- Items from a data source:
--------------------------------------------------

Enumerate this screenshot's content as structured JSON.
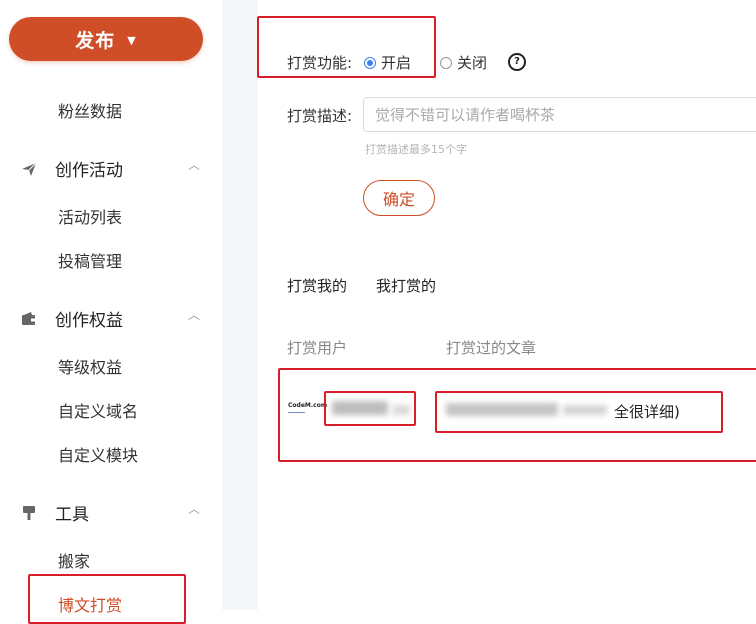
{
  "sidebar": {
    "publish_label": "发布",
    "fans_data": "粉丝数据",
    "groups": [
      {
        "title": "创作活动",
        "icon": "paper-plane-icon",
        "items": [
          "活动列表",
          "投稿管理"
        ]
      },
      {
        "title": "创作权益",
        "icon": "wallet-icon",
        "items": [
          "等级权益",
          "自定义域名",
          "自定义模块"
        ]
      },
      {
        "title": "工具",
        "icon": "brush-icon",
        "items": [
          "搬家",
          "博文打赏"
        ]
      }
    ],
    "active_item": "博文打赏"
  },
  "settings": {
    "reward_label": "打赏功能:",
    "on_label": "开启",
    "off_label": "关闭",
    "selected": "开启",
    "desc_label": "打赏描述:",
    "desc_placeholder": "觉得不错可以请作者喝杯茶",
    "desc_hint": "打赏描述最多15个字",
    "confirm_label": "确定"
  },
  "tabs": [
    "打赏我的",
    "我打赏的"
  ],
  "table": {
    "headers": [
      "打赏用户",
      "打赏过的文章"
    ],
    "rows": [
      {
        "avatar_text": "CodeM.com",
        "user": "[blurred]",
        "article_tail": "全很详细)"
      }
    ]
  },
  "colors": {
    "accent": "#cf4e27",
    "highlight": "#d81e2a",
    "radio": "#3b7ff0"
  }
}
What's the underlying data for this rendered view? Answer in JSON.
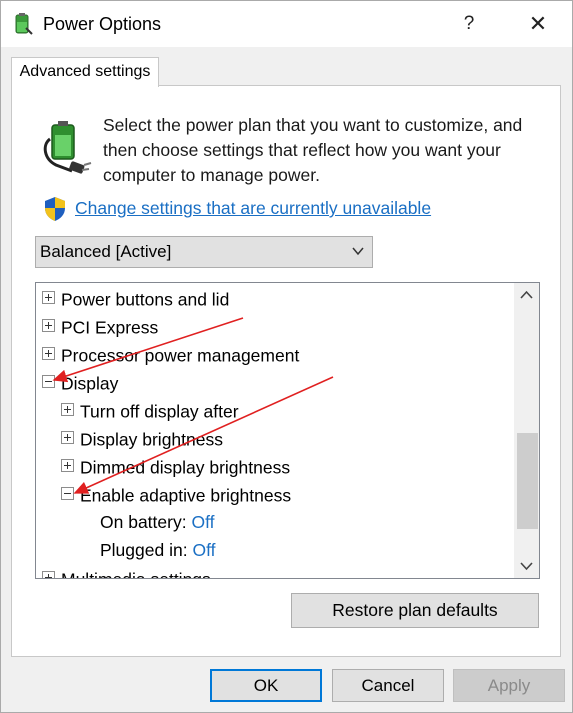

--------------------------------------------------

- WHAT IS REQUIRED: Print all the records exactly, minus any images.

- EXERCISE ANSWER:
Enumerate this screenshot's content as structured JSON.
{
  "sidebar": {
    "publish_label": "发布",
    "fans_data": "粉丝数据",
    "groups": [
      {
        "title": "创作活动",
        "icon": "paper-plane-icon",
        "items": [
          "活动列表",
          "投稿管理"
        ]
      },
      {
        "title": "创作权益",
        "icon": "wallet-icon",
        "items": [
          "等级权益",
          "自定义域名",
          "自定义模块"
        ]
      },
      {
        "title": "工具",
        "icon": "brush-icon",
        "items": [
          "搬家",
          "博文打赏"
        ]
      }
    ],
    "active_item": "博文打赏"
  },
  "settings": {
    "reward_label": "打赏功能:",
    "on_label": "开启",
    "off_label": "关闭",
    "selected": "开启",
    "desc_label": "打赏描述:",
    "desc_placeholder": "觉得不错可以请作者喝杯茶",
    "desc_hint": "打赏描述最多15个字",
    "confirm_label": "确定"
  },
  "tabs": [
    "打赏我的",
    "我打赏的"
  ],
  "table": {
    "headers": [
      "打赏用户",
      "打赏过的文章"
    ],
    "rows": [
      {
        "avatar_text": "CodeM.com",
        "user": "[blurred]",
        "article_tail": "全很详细)"
      }
    ]
  },
  "colors": {
    "accent": "#cf4e27",
    "highlight": "#d81e2a",
    "radio": "#3b7ff0"
  }
}
What's the underlying data for this rendered view? Answer in JSON.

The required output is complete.